Often with cervical stenosis symptoms, it is the arm pain that prompts someone with this condition to seek medical treatment. At this point, the cervical stenosis with myelopathy is then discovered through medical history and physical exam.

Cervical Stenosis with Myelopathy and the Spinal Nerves

Myelopathy affects the nerve tracts that run inside the spinal cord (long tracts) and deficits in these long tracts can be picked up on physical exam.

For example:

  • Muscular tone in the legs will be increased
  • Deep tendon reflexes in the knee and ankle will be accentuated (hyperreflexia)
  • Forced extension of the ankle may cause the foot to beat up and down rapidly (clonus)
  • Scratching the sole of the foot may cause the big toe to go up (Babinski reflex) instead of down (normal reflex)
  • Flicking the middle finger may cause the thumb and index finger to flex (Hoffman’s reflex)
  • Compromised coordination may be evidenced by difficulty walking and placing one foot in front of the other (tandem walking).

In This Article:

Cervical Stenosis with Myelopathy Diagnosis

An MRI scan and/or a CT with myelogram can show the tight canal and spinal cord pinching associated with myelopathy from stenosis of the cervical spine. The spinal stenosis may be present at one or several levels in the cervical spine.

Often, cervical stenosis with myelopathy is associated with some degree of instability. Flexion/extension lateral cervical spine x-rays are useful to rule out abnormal motion and instability.

Somatosensory Evoked Potentials (SSEP), an electrical study, is done by stimulating the arms/legs and then reading the signal in the brain. A delay in the length of time that it takes to get to the brain indicates that there is a compromise of the spinal cord, either from cervical stenosis or a herniated disc.

Treatment for Cervical Stenosis with Myelopathy

The only effective cervical stenosis treatment for myelopathy is surgical decompression of the spinal canal. If the patient also has a radiculopathy (myeloradiculopathy), conservative treatment like NSAIDS, activity modification and exercises for cervical stenosis may help relieve the arm pain.
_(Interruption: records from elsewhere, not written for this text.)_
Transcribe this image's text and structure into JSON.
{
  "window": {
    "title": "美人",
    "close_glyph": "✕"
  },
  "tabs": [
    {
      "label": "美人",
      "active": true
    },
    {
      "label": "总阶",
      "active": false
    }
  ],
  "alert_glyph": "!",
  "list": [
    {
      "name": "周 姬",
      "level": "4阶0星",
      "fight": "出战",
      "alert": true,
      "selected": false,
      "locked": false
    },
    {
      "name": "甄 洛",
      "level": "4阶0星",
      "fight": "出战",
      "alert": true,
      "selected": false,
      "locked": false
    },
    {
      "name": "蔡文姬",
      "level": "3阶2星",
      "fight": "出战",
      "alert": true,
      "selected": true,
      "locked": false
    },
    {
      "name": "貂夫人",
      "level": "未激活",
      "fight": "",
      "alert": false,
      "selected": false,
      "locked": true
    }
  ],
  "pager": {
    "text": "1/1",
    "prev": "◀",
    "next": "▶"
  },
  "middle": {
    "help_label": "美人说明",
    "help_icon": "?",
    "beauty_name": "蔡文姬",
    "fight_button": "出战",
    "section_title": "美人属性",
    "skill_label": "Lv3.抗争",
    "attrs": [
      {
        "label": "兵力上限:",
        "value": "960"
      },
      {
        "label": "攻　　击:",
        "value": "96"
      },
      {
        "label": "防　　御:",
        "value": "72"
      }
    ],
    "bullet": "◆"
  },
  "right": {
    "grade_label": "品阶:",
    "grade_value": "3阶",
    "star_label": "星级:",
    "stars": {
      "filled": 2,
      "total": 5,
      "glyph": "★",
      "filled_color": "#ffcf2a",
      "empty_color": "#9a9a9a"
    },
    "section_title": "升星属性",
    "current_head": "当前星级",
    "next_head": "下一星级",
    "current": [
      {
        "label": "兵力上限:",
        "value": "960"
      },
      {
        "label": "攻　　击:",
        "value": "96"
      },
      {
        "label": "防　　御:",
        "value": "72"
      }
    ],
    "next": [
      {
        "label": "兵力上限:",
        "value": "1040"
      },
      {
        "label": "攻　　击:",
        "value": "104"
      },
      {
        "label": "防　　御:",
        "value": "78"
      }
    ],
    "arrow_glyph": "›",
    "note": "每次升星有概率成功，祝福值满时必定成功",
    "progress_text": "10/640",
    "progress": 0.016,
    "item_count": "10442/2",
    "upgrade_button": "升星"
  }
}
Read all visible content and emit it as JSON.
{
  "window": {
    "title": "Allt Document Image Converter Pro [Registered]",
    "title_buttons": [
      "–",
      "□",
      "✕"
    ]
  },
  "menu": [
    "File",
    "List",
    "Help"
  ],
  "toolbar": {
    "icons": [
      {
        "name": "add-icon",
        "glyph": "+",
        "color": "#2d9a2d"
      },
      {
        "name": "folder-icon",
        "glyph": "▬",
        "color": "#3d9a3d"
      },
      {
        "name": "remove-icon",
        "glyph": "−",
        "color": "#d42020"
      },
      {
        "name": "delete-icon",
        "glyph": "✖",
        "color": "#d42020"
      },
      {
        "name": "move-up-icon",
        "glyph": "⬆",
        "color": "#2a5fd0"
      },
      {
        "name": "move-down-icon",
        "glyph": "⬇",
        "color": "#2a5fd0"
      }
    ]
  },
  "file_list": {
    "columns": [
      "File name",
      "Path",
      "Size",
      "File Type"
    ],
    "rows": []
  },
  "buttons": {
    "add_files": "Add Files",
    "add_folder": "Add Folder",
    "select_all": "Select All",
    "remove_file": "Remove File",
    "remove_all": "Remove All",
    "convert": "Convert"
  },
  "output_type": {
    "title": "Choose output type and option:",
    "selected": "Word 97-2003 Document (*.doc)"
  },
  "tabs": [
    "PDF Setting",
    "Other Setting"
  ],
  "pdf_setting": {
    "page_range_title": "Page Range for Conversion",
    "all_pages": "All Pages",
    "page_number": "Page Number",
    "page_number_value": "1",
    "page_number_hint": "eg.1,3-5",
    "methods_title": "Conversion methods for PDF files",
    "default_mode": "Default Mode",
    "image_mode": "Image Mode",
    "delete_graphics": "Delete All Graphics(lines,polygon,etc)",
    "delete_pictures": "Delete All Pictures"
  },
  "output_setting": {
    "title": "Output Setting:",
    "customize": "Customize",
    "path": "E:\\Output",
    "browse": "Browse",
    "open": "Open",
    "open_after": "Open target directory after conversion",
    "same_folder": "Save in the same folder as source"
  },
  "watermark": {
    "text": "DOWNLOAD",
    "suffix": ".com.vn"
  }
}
Myelopathy is a generally progressive condition that develops slowly. Cervical spinal stenosis symptoms with myelopathy may not progress for years, and then difficulties with coordination may suddenly increase. Unfortunately, the symptoms rarely improve without cervical stenosis surgery to decompress the affected area.

Cervical Stenosis Surgery

A cervical spinal stenosis surgery involving decompression may or may not improve the symptoms. Typically, the main goal of this cervical spinal stenosis treatment is to arrest the progressive nature of the condition and stabilize the patient’s neurological condition.

Cervical stenosis surgical decompression can be performed through an anterior (front) approach or posterior (back) approach. The type of approach for cervical spinal stenosis is generally dependent on the surgeon’s preference and where the majority of the compression is located (in the front or back).

Often, multiple levels need to be decompressed, so the cervical stenosis surgery tends to be more involved than that for cervical herniated discs or cervical foraminal stenosis.

Pages:
  • 1
  • 2
Article written by: Peter F. Ullrich, Jr., MD